◆ **BRIEF**
Write out the listing below word for word.

◆ **RECORDED DATA**

• • • •

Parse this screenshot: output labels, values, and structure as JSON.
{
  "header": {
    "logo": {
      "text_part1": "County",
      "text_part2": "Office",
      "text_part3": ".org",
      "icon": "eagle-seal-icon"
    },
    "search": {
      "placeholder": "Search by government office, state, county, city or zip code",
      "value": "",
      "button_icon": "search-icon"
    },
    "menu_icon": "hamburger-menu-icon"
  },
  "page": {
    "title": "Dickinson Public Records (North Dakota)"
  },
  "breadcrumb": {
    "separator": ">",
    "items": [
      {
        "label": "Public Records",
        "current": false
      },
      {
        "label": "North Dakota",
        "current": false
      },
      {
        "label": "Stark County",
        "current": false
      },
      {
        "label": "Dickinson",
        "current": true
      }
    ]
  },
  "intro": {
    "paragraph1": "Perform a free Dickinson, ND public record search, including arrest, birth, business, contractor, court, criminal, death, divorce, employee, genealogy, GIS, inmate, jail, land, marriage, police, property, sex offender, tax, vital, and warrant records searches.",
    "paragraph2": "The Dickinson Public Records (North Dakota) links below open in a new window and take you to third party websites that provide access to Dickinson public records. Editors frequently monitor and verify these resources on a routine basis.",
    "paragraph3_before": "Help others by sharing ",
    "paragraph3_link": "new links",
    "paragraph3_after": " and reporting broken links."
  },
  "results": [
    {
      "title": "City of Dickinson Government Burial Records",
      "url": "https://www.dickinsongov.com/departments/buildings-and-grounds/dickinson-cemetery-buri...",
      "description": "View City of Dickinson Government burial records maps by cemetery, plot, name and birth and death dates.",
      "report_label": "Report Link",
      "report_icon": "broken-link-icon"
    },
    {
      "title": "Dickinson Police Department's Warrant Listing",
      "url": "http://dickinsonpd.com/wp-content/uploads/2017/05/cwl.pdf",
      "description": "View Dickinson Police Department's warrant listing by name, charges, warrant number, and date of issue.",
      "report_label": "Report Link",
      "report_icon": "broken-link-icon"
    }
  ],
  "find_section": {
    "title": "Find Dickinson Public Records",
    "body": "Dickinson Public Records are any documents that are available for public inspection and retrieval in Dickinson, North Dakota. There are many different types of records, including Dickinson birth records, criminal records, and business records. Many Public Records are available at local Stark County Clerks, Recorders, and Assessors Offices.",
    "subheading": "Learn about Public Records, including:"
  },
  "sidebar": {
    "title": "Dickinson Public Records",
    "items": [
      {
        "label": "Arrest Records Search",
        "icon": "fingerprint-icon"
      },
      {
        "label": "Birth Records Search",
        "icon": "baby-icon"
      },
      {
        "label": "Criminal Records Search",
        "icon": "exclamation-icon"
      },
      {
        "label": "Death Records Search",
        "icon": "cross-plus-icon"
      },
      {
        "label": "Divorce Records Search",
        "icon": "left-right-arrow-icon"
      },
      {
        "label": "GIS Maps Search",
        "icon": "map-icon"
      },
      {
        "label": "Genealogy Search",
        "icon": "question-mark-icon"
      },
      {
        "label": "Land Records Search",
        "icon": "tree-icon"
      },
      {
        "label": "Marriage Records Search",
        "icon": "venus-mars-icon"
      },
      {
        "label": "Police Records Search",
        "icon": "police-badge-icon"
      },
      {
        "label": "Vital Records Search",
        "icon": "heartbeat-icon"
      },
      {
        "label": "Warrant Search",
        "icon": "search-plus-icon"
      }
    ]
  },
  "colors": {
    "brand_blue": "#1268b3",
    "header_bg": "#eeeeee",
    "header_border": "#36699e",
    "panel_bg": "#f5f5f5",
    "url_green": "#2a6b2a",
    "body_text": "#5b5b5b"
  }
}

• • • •

◆ **EXERCISE RESPONSE**
Parse this screenshot: output labels, values, and structure as JSON.
{
  "header": {
    "logo": {
      "text_part1": "County",
      "text_part2": "Office",
      "text_part3": ".org",
      "icon": "eagle-seal-icon"
    },
    "search": {
      "placeholder": "Search by government office, state, county, city or zip code",
      "value": "",
      "button_icon": "search-icon"
    },
    "menu_icon": "hamburger-menu-icon"
  },
  "page": {
    "title": "Dickinson Public Records (North Dakota)"
  },
  "breadcrumb": {
    "separator": ">",
    "items": [
      {
        "label": "Public Records",
        "current": false
      },
      {
        "label": "North Dakota",
        "current": false
      },
      {
        "label": "Stark County",
        "current": false
      },
      {
        "label": "Dickinson",
        "current": true
      }
    ]
  },
  "intro": {
    "paragraph1": "Perform a free Dickinson, ND public record search, including arrest, birth, business, contractor, court, criminal, death, divorce, employee, genealogy, GIS, inmate, jail, land, marriage, police, property, sex offender, tax, vital, and warrant records searches.",
    "paragraph2": "The Dickinson Public Records (North Dakota) links below open in a new window and take you to third party websites that provide access to Dickinson public records. Editors frequently monitor and verify these resources on a routine basis.",
    "paragraph3_before": "Help others by sharing ",
    "paragraph3_link": "new links",
    "paragraph3_after": " and reporting broken links."
  },
  "results": [
    {
      "title": "City of Dickinson Government Burial Records",
      "url": "https://www.dickinsongov.com/departments/buildings-and-grounds/dickinson-cemetery-buri...",
      "description": "View City of Dickinson Government burial records maps by cemetery, plot, name and birth and death dates.",
      "report_label": "Report Link",
      "report_icon": "broken-link-icon"
    },
    {
      "title": "Dickinson Police Department's Warrant Listing",
      "url": "http://dickinsonpd.com/wp-content/uploads/2017/05/cwl.pdf",
      "description": "View Dickinson Police Department's warrant listing by name, charges, warrant number, and date of issue.",
      "report_label": "Report Link",
      "report_icon": "broken-link-icon"
    }
  ],
  "find_section": {
    "title": "Find Dickinson Public Records",
    "body": "Dickinson Public Records are any documents that are available for public inspection and retrieval in Dickinson, North Dakota. There are many different types of records, including Dickinson birth records, criminal records, and business records. Many Public Records are available at local Stark County Clerks, Recorders, and Assessors Offices.",
    "subheading": "Learn about Public Records, including:"
  },
  "sidebar": {
    "title": "Dickinson Public Records",
    "items": [
      {
        "label": "Arrest Records Search",
        "icon": "fingerprint-icon"
      },
      {
        "label": "Birth Records Search",
        "icon": "baby-icon"
      },
      {
        "label": "Criminal Records Search",
        "icon": "exclamation-icon"
      },
      {
        "label": "Death Records Search",
        "icon": "cross-plus-icon"
      },
      {
        "label": "Divorce Records Search",
        "icon": "left-right-arrow-icon"
      },
      {
        "label": "GIS Maps Search",
        "icon": "map-icon"
      },
      {
        "label": "Genealogy Search",
        "icon": "question-mark-icon"
      },
      {
        "label": "Land Records Search",
        "icon": "tree-icon"
      },
      {
        "label": "Marriage Records Search",
        "icon": "venus-mars-icon"
      },
      {
        "label": "Police Records Search",
        "icon": "police-badge-icon"
      },
      {
        "label": "Vital Records Search",
        "icon": "heartbeat-icon"
      },
      {
        "label": "Warrant Search",
        "icon": "search-plus-icon"
      }
    ]
  },
  "colors": {
    "brand_blue": "#1268b3",
    "header_bg": "#eeeeee",
    "header_border": "#36699e",
    "panel_bg": "#f5f5f5",
    "url_green": "#2a6b2a",
    "body_text": "#5b5b5b"
  }
}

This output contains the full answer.